WHAT THE EXERCISE ASKS:
When checking the entries below, count every line with the word "text", then give only that number.
□ □ □ □ □ □ □
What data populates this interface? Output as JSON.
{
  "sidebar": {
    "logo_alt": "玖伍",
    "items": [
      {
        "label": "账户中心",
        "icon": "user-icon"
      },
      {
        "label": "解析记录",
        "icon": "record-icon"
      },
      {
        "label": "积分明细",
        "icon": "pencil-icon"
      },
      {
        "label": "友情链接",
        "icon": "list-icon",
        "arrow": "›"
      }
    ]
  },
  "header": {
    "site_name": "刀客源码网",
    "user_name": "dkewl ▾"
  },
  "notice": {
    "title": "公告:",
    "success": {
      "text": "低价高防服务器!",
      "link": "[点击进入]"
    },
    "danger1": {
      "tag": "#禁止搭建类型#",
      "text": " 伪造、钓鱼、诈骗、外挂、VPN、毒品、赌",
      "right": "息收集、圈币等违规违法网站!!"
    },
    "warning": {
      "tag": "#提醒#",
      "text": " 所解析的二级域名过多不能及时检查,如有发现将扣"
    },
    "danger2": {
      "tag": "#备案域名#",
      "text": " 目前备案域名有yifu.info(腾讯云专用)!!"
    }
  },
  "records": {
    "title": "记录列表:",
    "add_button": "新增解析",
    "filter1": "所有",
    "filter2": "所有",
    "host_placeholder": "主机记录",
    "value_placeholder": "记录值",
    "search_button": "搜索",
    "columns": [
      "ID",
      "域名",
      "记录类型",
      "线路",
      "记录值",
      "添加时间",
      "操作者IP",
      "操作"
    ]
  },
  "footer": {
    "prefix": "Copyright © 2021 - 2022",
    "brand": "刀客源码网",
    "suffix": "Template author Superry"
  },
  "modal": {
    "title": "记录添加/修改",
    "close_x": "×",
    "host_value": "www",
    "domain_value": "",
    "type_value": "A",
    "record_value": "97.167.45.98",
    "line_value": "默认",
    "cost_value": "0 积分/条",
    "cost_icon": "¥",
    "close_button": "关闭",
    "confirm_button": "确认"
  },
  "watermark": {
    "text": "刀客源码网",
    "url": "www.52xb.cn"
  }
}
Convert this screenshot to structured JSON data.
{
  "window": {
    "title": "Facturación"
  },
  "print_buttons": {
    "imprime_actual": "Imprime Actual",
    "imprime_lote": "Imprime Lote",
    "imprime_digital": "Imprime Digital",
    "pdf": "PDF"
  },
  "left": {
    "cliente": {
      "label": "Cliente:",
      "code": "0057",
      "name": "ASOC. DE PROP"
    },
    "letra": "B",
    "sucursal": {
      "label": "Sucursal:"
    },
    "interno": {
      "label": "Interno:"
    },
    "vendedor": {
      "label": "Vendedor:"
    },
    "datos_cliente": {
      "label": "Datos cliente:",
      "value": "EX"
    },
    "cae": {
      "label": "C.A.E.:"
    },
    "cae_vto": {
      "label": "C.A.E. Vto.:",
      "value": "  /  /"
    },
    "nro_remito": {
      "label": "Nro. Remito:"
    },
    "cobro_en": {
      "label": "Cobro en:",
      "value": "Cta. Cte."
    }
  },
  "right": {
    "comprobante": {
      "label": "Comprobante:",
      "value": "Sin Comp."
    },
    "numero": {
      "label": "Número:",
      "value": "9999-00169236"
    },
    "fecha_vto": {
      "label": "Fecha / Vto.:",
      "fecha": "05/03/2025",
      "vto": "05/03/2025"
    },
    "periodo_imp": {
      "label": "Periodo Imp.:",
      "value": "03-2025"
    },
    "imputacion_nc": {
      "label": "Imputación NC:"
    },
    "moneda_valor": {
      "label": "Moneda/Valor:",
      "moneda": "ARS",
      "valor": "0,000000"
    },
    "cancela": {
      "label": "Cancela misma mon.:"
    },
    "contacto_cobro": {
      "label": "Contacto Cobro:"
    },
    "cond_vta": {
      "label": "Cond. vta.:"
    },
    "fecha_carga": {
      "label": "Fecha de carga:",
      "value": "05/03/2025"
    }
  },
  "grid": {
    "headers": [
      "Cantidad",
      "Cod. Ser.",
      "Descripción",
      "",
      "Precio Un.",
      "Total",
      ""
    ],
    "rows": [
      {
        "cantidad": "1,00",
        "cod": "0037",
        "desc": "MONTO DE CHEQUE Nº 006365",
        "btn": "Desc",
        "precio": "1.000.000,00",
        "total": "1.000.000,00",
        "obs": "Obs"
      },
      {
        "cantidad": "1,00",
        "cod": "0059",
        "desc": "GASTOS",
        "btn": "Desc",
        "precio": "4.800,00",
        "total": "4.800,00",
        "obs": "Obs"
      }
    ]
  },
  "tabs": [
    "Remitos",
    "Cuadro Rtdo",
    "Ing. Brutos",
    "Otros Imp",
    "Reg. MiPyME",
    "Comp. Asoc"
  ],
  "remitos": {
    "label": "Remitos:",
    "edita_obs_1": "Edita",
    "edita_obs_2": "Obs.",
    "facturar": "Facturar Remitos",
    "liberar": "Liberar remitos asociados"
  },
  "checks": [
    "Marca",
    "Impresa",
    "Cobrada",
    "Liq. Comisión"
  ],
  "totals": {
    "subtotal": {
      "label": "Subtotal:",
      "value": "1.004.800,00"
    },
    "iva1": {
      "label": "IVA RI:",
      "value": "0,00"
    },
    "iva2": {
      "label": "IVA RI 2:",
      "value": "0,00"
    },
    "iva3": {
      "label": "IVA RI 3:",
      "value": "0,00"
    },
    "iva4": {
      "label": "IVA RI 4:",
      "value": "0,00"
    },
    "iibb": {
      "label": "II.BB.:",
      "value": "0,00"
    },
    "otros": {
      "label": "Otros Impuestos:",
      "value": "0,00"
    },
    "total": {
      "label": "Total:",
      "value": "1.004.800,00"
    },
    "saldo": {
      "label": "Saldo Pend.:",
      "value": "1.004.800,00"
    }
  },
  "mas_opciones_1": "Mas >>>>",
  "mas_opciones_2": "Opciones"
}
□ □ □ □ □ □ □
PROBLEM SOLUTION:
5